- Oversees a headquarters staff of approximately 46 employees (total force); Interacts with other DHA functional areas as the medical logistics business functional representative; prepares and delivers senior-level briefings; Manages and coordinates development, implementation, and compliance oversight of DHA initiatives to improve efficiency and effectiveness of Military Health System (MHS).
- Establishes reporting requirements for DHA Supply, Equipment , and MEDLOG Services Initiatives and prepares, analyzes, and makes recommendations regarding initiative performance to the DHA Director and DHA leadership .
- Directs the DHA Medical Logistics staff engaged in the planning and execution of business process reengineering initiatives, management of enterprise actions collection, and analysis of initiative performance data.
- In coordination with the Services, DLA, DMLPC Principles, coordinates the development and implementation of process improvements for medical logistics; Participates in development of DHA guidance necessary to implement OASD (HA) policies associated with standardization and purchasing of medical supplies; Participates in development of DHA strategies and guidance for management of authoritative data.
- Coordinates with counterparts in the Services and other Federal agencies to establish a collaborative network that fosters unity of and optimization of DoD purchasing power; Coordinates with non-DoD medical logistics organizations to assess ‘best practices’ in medical logistics.
- Advises the DHA Director on all aspects of medical logistics; Serves as DHA MEDLOG representative to DoD and Federal work groups and committees.
Experience and Required Grade:
- Grade of O-6 (any specialty) but must have significant knowledge of knowledge of and experience with medical logistics and operations.
- An advanced degree in a relevant field.
- Eligible to obtain a Top Secret security clearance.
There are many ways to get Joint Professional Military Education I (JPME I). You can do it on-line, via CD-ROM, by attending a war/service college full-time (cheat sheet here), or by attending a distance learning program where you live.
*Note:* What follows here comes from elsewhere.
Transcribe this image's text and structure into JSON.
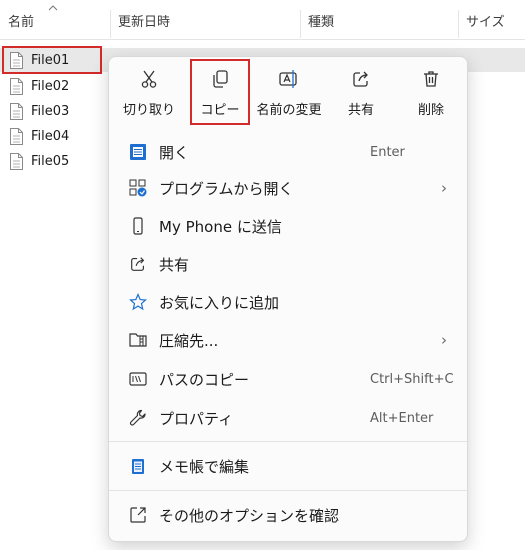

This last option, run by the Naval War College, is called the Fleet Seminar Program.
In brief, you attend class once/week from September to May. Once you are done with all three courses, you have JPME I. And if you complete 9 additional credits in a concentration area you can get a Masters degree from the War College without ever having to attend it full-time.
Here is the application information:
Of note, all CDR hopefuls should read the convening order because that is the document that explains what the board was looking for when selecting people for CDR. The language is very similar to the O6 convening order that I already broke down in detail in this post, so I won’t do that again. The major takeaway is that the promotion opportunity was down to 65%. Here is the historical trend taken from Joel Schofer’s Promo Prep:
Promotion opportunity. This percentage is multiplied by the zone size to give the number of officers to be selected for promotion. For example, if the promotion opportunity is 60% and there are 100 officers in-zone, then 60 will be selected for promotion. This 60, however, may come from officers who are below-zone, in-zone, or above-zone. For example, maybe 50 of the 60 are in-zone, and 10 are above-zone. That is why the percentage of people in-zone who are selected for promotion is always lower than the promotion opportunity. See below…
|LCDR||Average of 94% (best data I could find)||97%||89%||90%||93%|
|CDR||Average of 62% (best data I could find)||58%||66%||49%||53%|
|CAPT||Average of 60% (best data I could find)||55%||43%||47%||39%|
Actual percentage of in-zone candidates selected for promotion.